    Reduce holding water volume

    For systems that allow, reduce the holding water volume during the winter into spring. The reduction in volume allows more space for the impending snowmelt, preventing the influx of runoff from overwhelming systems as the weather begins to warm.

    Reduce sand, salt and chemical treatment usage

    Deicing treatments are utilized throughout winter to keep roads clear of ice and increase driver safety. However, overuse of deicers can lead to waterway degradation in local communities. Excess materials get washed away as the melting agents prevent ice from forming, contributing to increased watershed salinity, turbidity and other negative water quality impacts. These materials can also become trapped within stormwater systems, leading to clogs and sedimentation. If continued sedimentation occurs over time without maintenance, the level of stormwater basins could rise, leading to a reduced storage capacity and increasing a property's flood risk.  

    Careful where you plow

    Keeping your system's requirements in mind when managing snow removal is essential. For example, permeable pavement should never be plowed as the soft, porous material could be damaged or clogged.
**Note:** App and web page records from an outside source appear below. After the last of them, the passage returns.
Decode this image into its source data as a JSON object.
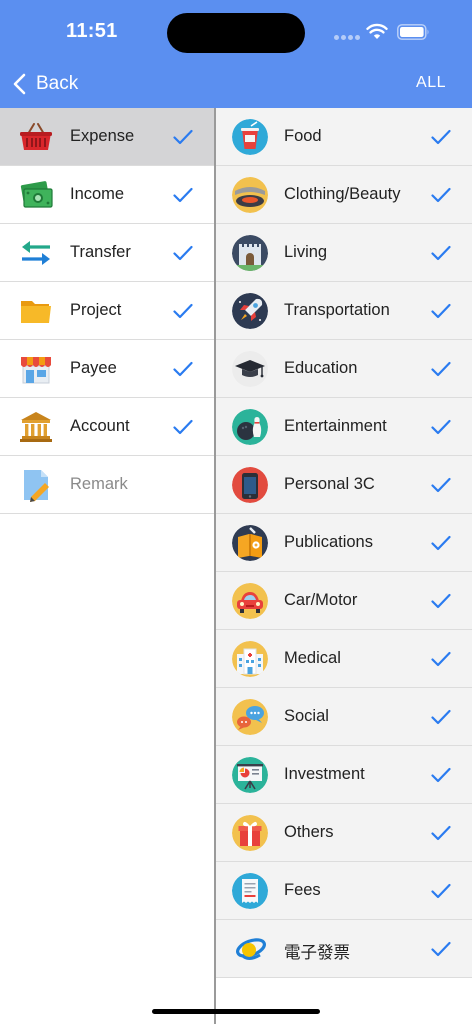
{
  "status_bar": {
    "time": "11:51"
  },
  "nav": {
    "back_label": "Back",
    "all_label": "ALL"
  },
  "colors": {
    "header": "#5b8ff0",
    "check": "#2a7bf0",
    "selected_row": "#d4d4d6"
  },
  "left_menu": [
    {
      "label": "Expense",
      "icon": "basket-icon",
      "checked": true,
      "selected": true
    },
    {
      "label": "Income",
      "icon": "money-icon",
      "checked": true
    },
    {
      "label": "Transfer",
      "icon": "transfer-arrows-icon",
      "checked": true
    },
    {
      "label": "Project",
      "icon": "folder-icon",
      "checked": true
    },
    {
      "label": "Payee",
      "icon": "store-icon",
      "checked": true
    },
    {
      "label": "Account",
      "icon": "bank-icon",
      "checked": true
    },
    {
      "label": "Remark",
      "icon": "note-pencil-icon",
      "checked": false
    }
  ],
  "categories": [
    {
      "label": "Food",
      "icon": "drink-icon"
    },
    {
      "label": "Clothing/Beauty",
      "icon": "hat-icon"
    },
    {
      "label": "Living",
      "icon": "house-icon"
    },
    {
      "label": "Transportation",
      "icon": "rocket-icon"
    },
    {
      "label": "Education",
      "icon": "graduation-cap-icon"
    },
    {
      "label": "Entertainment",
      "icon": "bowling-icon"
    },
    {
      "label": "Personal 3C",
      "icon": "phone-icon"
    },
    {
      "label": "Publications",
      "icon": "book-icon"
    },
    {
      "label": "Car/Motor",
      "icon": "car-icon"
    },
    {
      "label": "Medical",
      "icon": "hospital-icon"
    },
    {
      "label": "Social",
      "icon": "chat-bubbles-icon"
    },
    {
      "label": "Investment",
      "icon": "presentation-chart-icon"
    },
    {
      "label": "Others",
      "icon": "gift-icon"
    },
    {
      "label": "Fees",
      "icon": "receipt-icon"
    },
    {
      "label": "電子發票",
      "icon": "e-invoice-icon"
    }
  ]
}
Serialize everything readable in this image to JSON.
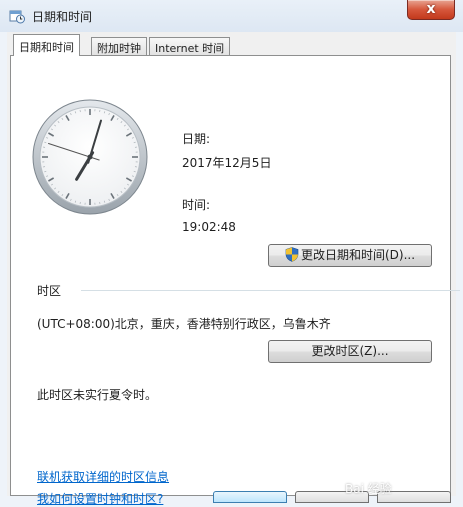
{
  "window": {
    "title": "日期和时间",
    "close_symbol": "x"
  },
  "tabs": [
    {
      "label": "日期和时间",
      "active": true
    },
    {
      "label": "附加时钟",
      "active": false
    },
    {
      "label": "Internet 时间",
      "active": false
    }
  ],
  "clock": {
    "hour": 19,
    "minute": 2,
    "second": 48
  },
  "date": {
    "label": "日期:",
    "value": "2017年12月5日"
  },
  "time": {
    "label": "时间:",
    "value": "19:02:48"
  },
  "buttons": {
    "change_datetime": "更改日期和时间(D)...",
    "change_timezone": "更改时区(Z)..."
  },
  "timezone": {
    "section_label": "时区",
    "value": "(UTC+08:00)北京，重庆，香港特别行政区，乌鲁木齐",
    "dst_note": "此时区未实行夏令时。"
  },
  "links": {
    "online_info": "联机获取详细的时区信息",
    "how_to": "我如何设置时钟和时区?"
  },
  "watermark": "Bai 经验",
  "colors": {
    "link": "#0066cc",
    "close": "#c2391c",
    "titlebar": "#dde7f3"
  }
}
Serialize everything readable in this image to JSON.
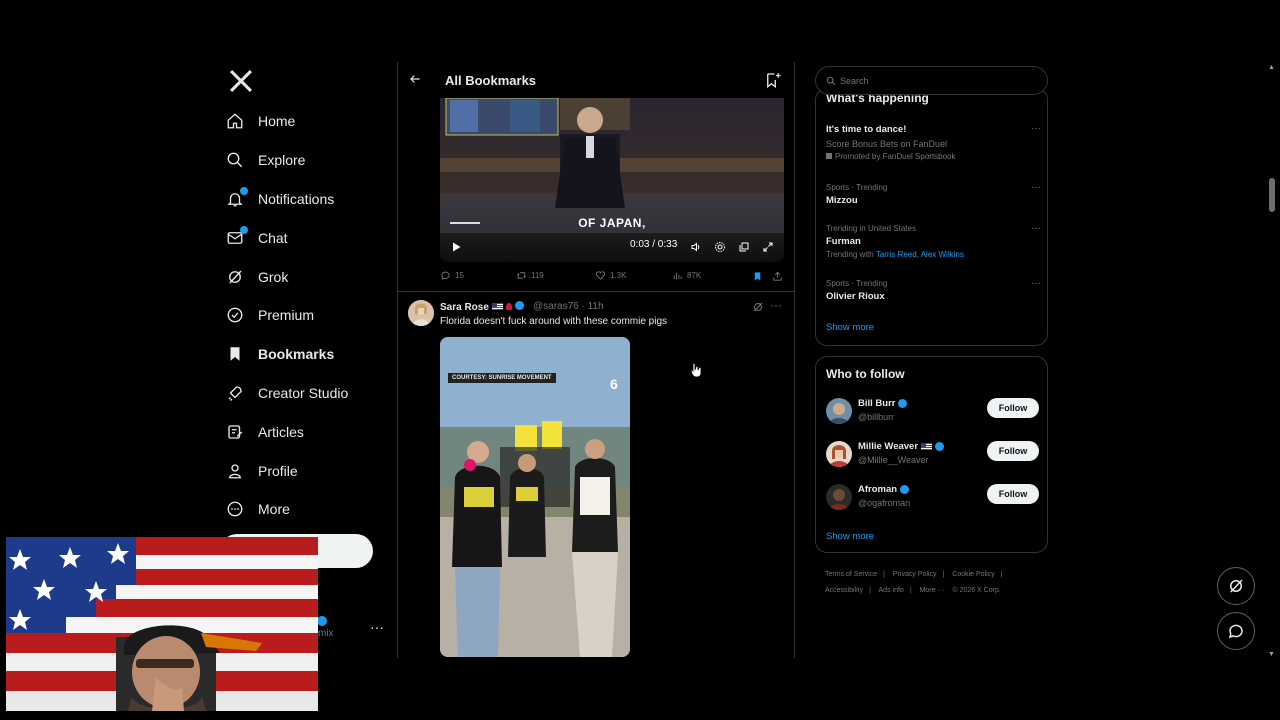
{
  "nav": {
    "logo": "X",
    "items": [
      {
        "label": "Home",
        "icon": "home-icon"
      },
      {
        "label": "Explore",
        "icon": "search-icon"
      },
      {
        "label": "Notifications",
        "icon": "bell-icon"
      },
      {
        "label": "Chat",
        "icon": "mail-icon"
      },
      {
        "label": "Grok",
        "icon": "grok-icon"
      },
      {
        "label": "Premium",
        "icon": "premium-icon"
      },
      {
        "label": "Bookmarks",
        "icon": "bookmark-icon"
      },
      {
        "label": "Creator Studio",
        "icon": "rocket-icon"
      },
      {
        "label": "Articles",
        "icon": "article-icon"
      },
      {
        "label": "Profile",
        "icon": "person-icon"
      },
      {
        "label": "More",
        "icon": "more-circle-icon"
      }
    ],
    "account_handle": "mix",
    "account_more": "···"
  },
  "main": {
    "title": "All Bookmarks",
    "video1": {
      "caption": "OF JAPAN,",
      "time": "0:03 / 0:33"
    },
    "actions1": {
      "replies": "15",
      "reposts": "119",
      "likes": "1.3K",
      "views": "87K"
    },
    "tweet2": {
      "name": "Sara Rose",
      "handle": "@saras76 · 11h",
      "text": "Florida doesn't fuck around with these commie pigs",
      "video_tag": "COURTESY: SUNRISE MOVEMENT",
      "more": "···"
    }
  },
  "right": {
    "search_placeholder": "Search",
    "trending_title": "What's happening",
    "trends": [
      {
        "meta": "",
        "name": "It's time to dance!",
        "sub": "Score Bonus Bets on FanDuel",
        "promo": "Promoted by FanDuel Sportsbook"
      },
      {
        "meta": "Sports · Trending",
        "name": "Mizzou"
      },
      {
        "meta": "Trending in United States",
        "name": "Furman",
        "with_label": "Trending with",
        "with_names": "Tarris Reed, Alex Wilkins"
      },
      {
        "meta": "Sports · Trending",
        "name": "Olivier Rioux"
      }
    ],
    "trend_show_more": "Show more",
    "who_title": "Who to follow",
    "who": [
      {
        "name": "Bill Burr",
        "handle": "@billburr",
        "button": "Follow"
      },
      {
        "name": "Millie Weaver",
        "handle": "@Millie__Weaver",
        "button": "Follow"
      },
      {
        "name": "Afroman",
        "handle": "@ogafroman",
        "button": "Follow"
      }
    ],
    "who_show_more": "Show more",
    "footer": [
      "Terms of Service",
      "|",
      "Privacy Policy",
      "|",
      "Cookie Policy",
      "|",
      "Accessibility",
      "|",
      "Ads info",
      "|",
      "More ···",
      "© 2026 X Corp."
    ]
  },
  "colors": {
    "accent": "#1d9bf0",
    "background": "#000000",
    "border": "#2f3336",
    "muted": "#71767b"
  }
}
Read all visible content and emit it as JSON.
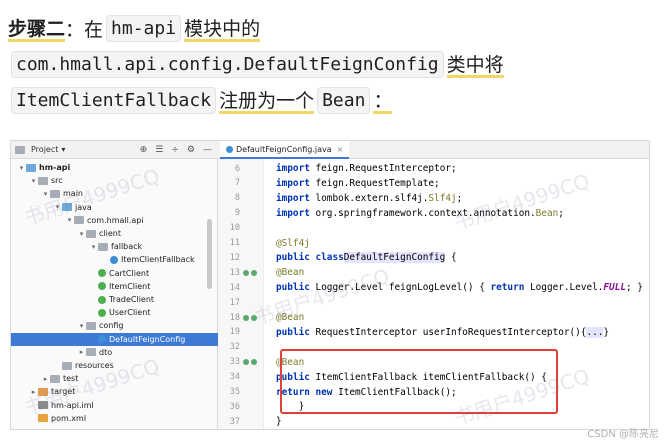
{
  "heading": {
    "line1": {
      "bold": "步骤二",
      "t1": "：在",
      "code1": "hm-api",
      "t2": "模块中的"
    },
    "line2": {
      "code1": "com.hmall.api.config.DefaultFeignConfig",
      "t1": "类中将"
    },
    "line3": {
      "code1": "ItemClientFallback",
      "t1": "注册为一个",
      "code2": "Bean",
      "t2": "："
    }
  },
  "ide": {
    "project_label": "Project",
    "toolbar_icons": [
      "⊕",
      "☰",
      "÷",
      "⚙",
      "—"
    ],
    "tab_label": "DefaultFeignConfig.java",
    "tree": [
      {
        "label": "hm-api",
        "level": 0,
        "arrow": "▾",
        "icon": "folder-blue",
        "bold": true
      },
      {
        "label": "src",
        "level": 1,
        "arrow": "▾",
        "icon": "folder"
      },
      {
        "label": "main",
        "level": 2,
        "arrow": "▾",
        "icon": "folder"
      },
      {
        "label": "java",
        "level": 3,
        "arrow": "▾",
        "icon": "folder-blue"
      },
      {
        "label": "com.hmall.api",
        "level": 4,
        "arrow": "▾",
        "icon": "folder"
      },
      {
        "label": "client",
        "level": 5,
        "arrow": "▾",
        "icon": "folder"
      },
      {
        "label": "fallback",
        "level": 6,
        "arrow": "▾",
        "icon": "folder"
      },
      {
        "label": "ItemClientFallback",
        "level": 7,
        "arrow": "",
        "icon": "cls"
      },
      {
        "label": "CartClient",
        "level": 6,
        "arrow": "",
        "icon": "cls intf"
      },
      {
        "label": "ItemClient",
        "level": 6,
        "arrow": "",
        "icon": "cls intf"
      },
      {
        "label": "TradeClient",
        "level": 6,
        "arrow": "",
        "icon": "cls intf"
      },
      {
        "label": "UserClient",
        "level": 6,
        "arrow": "",
        "icon": "cls intf"
      },
      {
        "label": "config",
        "level": 5,
        "arrow": "▾",
        "icon": "folder"
      },
      {
        "label": "DefaultFeignConfig",
        "level": 6,
        "arrow": "",
        "icon": "cls",
        "selected": true
      },
      {
        "label": "dto",
        "level": 5,
        "arrow": "▸",
        "icon": "folder"
      },
      {
        "label": "resources",
        "level": 3,
        "arrow": "",
        "icon": "folder"
      },
      {
        "label": "test",
        "level": 2,
        "arrow": "▸",
        "icon": "folder"
      },
      {
        "label": "target",
        "level": 1,
        "arrow": "▸",
        "icon": "folder-orange"
      },
      {
        "label": "hm-api.iml",
        "level": 1,
        "arrow": "",
        "icon": "file-iml"
      },
      {
        "label": "pom.xml",
        "level": 1,
        "arrow": "",
        "icon": "file-xml"
      }
    ],
    "code_lines": [
      {
        "n": "6",
        "html": "<span class='kw'>import</span> feign.RequestInterceptor;"
      },
      {
        "n": "7",
        "html": "<span class='kw'>import</span> feign.RequestTemplate;"
      },
      {
        "n": "8",
        "html": "<span class='kw'>import</span> lombok.extern.slf4j.<span class='ann'>Slf4j</span>;"
      },
      {
        "n": "9",
        "html": "<span class='kw'>import</span> org.springframework.context.annotation.<span class='ann'>Bean</span>;"
      },
      {
        "n": "10",
        "html": ""
      },
      {
        "n": "11",
        "html": "<span class='ann'>@Slf4j</span>"
      },
      {
        "n": "12",
        "html": "<span class='kw'>public class</span> <span class='hl-cls'>DefaultFeignConfig</span> {"
      },
      {
        "n": "13",
        "html": "    <span class='ann'>@Bean</span>",
        "mark": true
      },
      {
        "n": "14",
        "html": "    <span class='kw'>public</span> Logger.Level feignLogLevel() { <span class='kw'>return</span> Logger.Level.<span class='fld'>FULL</span>; }"
      },
      {
        "n": "17",
        "html": ""
      },
      {
        "n": "18",
        "html": "    <span class='ann'>@Bean</span>",
        "mark": true
      },
      {
        "n": "19",
        "html": "    <span class='kw'>public</span> RequestInterceptor userInfoRequestInterceptor(){<span class='fold'>...</span>}"
      },
      {
        "n": "32",
        "html": ""
      },
      {
        "n": "33",
        "html": "    <span class='ann'>@Bean</span>",
        "mark": true
      },
      {
        "n": "34",
        "html": "    <span class='kw'>public</span> ItemClientFallback itemClientFallback() {"
      },
      {
        "n": "35",
        "html": "        <span class='kw'>return new</span> ItemClientFallback();"
      },
      {
        "n": "36",
        "html": "    }"
      },
      {
        "n": "37",
        "html": "}"
      }
    ],
    "watermarks": [
      "书用户4999CQ",
      "书用户4999CQ",
      "书用户4999CQ",
      "书用户4999CQ",
      "书用户4999CQ"
    ]
  },
  "footer": "CSDN @陈亮尼"
}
In addition, permeable pavement systems typically do not require any snow removal as infiltration and their connection to the warm ground allow for natural slush reduction and, therefore, black ice reduction. However, proper maintenance is necessary to prevent compaction from preventing infiltration. Check with your manufacturer's guidelines for the recommended maintenance schedule before and after winter. 

    While there are conflicting opinions, our recommendation is to not pile snow into stormwater systems or on stormwater vegetation as this may clog systems and damage vegetation due to the high concentrations of pollutants. Instead, pile plowed snow on porous materials outside of stormwater systems. Typical non-compacted snowfall cover is not harmful to stormwater systems, so there is no need to shovel the snow or plan for removal. For example, snowfall in a detention basin does not need to be cleared or removed. 

    Install Safety Signs

    If you have a pond on your property, we recommend installing seasonal winter safety signs to inform passersby of the potential dangers. Stormwater ponds are not safe for winter activities, including ice skating or sledding and no one should ever stand on the ice for any reason. These systems are designed to collect stormwater runoff, which can contain deicing materials such as street salts throughout the winter. These deicers cause the ice present within stormwater systems to melt and thin at unpredictable rates, making it unstable and unsafe to stand on. In addition, water is constantly moving through stormwater systems under the frozen surface, with dangerous currents that could pull even experienced swimmers underwater. This continual flow also contributes to ice degradation, making it hazardous and unsuitable for winter.

    As you prepare for winter, please keep your stormwater systems in mind. 

    Partnering with a trusted stormwater provider like AQUALIS ensures your systems are prepared for the changing seasons, snowmelt, and any other challenge your site might face. Contact AQUALIS and schedule a FREE consultation with your local representative to learn more.